This is the third in a series of posts regarding missteps taken by The Walt Disney Company. You can navigate to Part 2 here.
The way Bob Iger, Disney’s CEO, explained it to the Wall Street Journal in 2019, as he announced a “pause” in creating Star Wars movies, is that he wanted the next set to be more accessible to “common moviegoers unburdened by decades of Star Wars memories.”
I suppose from the standpoint of creative freedom it would be nice to imagine a world in which a company could harvest the dollars from dedicated fans without having to take into consideration what those fans want to see and experience. But that’s not the world we live in.
The world we live in is roughly governed by the 80/20 rule, which in this context states 20% of a company’s customers account for 80% of sales. To understand the dynamics of Disney/Star Wars spending we need to extend the rule a bit. The proportions of this modified rule are 80/19/1.
The rule states the bottom 80% of customers still account for 20% of sales, but the top 1% (the best of the best) of customers account for another 20%. That means the remaining 19% of customers account for the remaining 60%.

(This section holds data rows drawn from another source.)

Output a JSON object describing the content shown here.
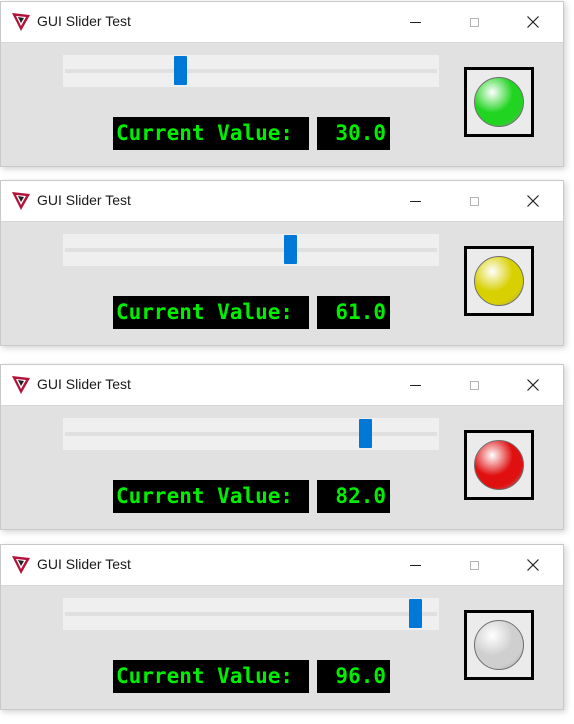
{
  "colors": {
    "lcd_text": "#00ee00",
    "lcd_background": "#000000",
    "slider_thumb": "#0078d7",
    "lamp_green": "#22d422",
    "lamp_yellow": "#d8d000",
    "lamp_red": "#e01010",
    "lamp_gray": "#cfcfcf"
  },
  "windows": [
    {
      "title": "GUI Slider Test",
      "slider_value": 30.0,
      "value_label": "Current Value:",
      "value_text": "30.0",
      "lamp_color": "green",
      "lamp_hex": "#22d422"
    },
    {
      "title": "GUI Slider Test",
      "slider_value": 61.0,
      "value_label": "Current Value:",
      "value_text": "61.0",
      "lamp_color": "yellow",
      "lamp_hex": "#d8d000"
    },
    {
      "title": "GUI Slider Test",
      "slider_value": 82.0,
      "value_label": "Current Value:",
      "value_text": "82.0",
      "lamp_color": "red",
      "lamp_hex": "#e01010"
    },
    {
      "title": "GUI Slider Test",
      "slider_value": 96.0,
      "value_label": "Current Value:",
      "value_text": "96.0",
      "lamp_color": "gray",
      "lamp_hex": "#cfcfcf"
    }
  ],
  "icons": {
    "app": "app-logo-icon",
    "minimize": "minimize-icon",
    "maximize": "maximize-icon",
    "close": "close-icon"
  }
}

Not all companies will see this kind of spending pattern. The companies that do tend to have customer relationships that last a long time with purchases made every year. That describes Disney/Star Wars very well. At least part of Disney’s marketing department understands this, writing, “Star Wars is generational for many, it is the movie equivalent of passing down family heirlooms,” describing the meaning Star Wars held for families of many different types across the world.
In the context of Star Wars specifically, it’s the top 1% of customers that see the films multiple times, visit the theme parks, purchase merchandise (both their own purchases and gifts they receive), and influence their more loosely engaged friends and relatives to do the same. That’s what sets top customers apart from common moviegoers.
Let’s put some numbers to this. Let’s say over a 20-year period, 1,000 customers spent $1 million on Star Wars experiences and merchandise. On average, these customers each spent $1,000, but that’s a horribly misleading way to characterize the situation. Employing the 80/19/1 rule reveals the top 1% of this company’s customers spent a total of $200,000 or $20,000 per customer. The bottom 80% also spent $200,000—only $250 per customer. So, yes, over time, each of a company's top 1% of customers can spend on the order of 80 times more than each of the bottom 80%.
That’s what makes alienating a company’s top customers so dangerous. It’s practically impossible to recruit enough new customers to compensate for the loss. On average, it would require acquiring 20 new customers to account for the loss of a single customer among the top 1%.
As we explored in the previous post, a company or brand should only risk alienating its core customers if it’s already in crisis. Fifteen years ago, the brand managers of Old Spice got it spectacularly right.
But neither Disney nor Star Wars specifically was in the same situation five years ago.
The next post in the series is available here.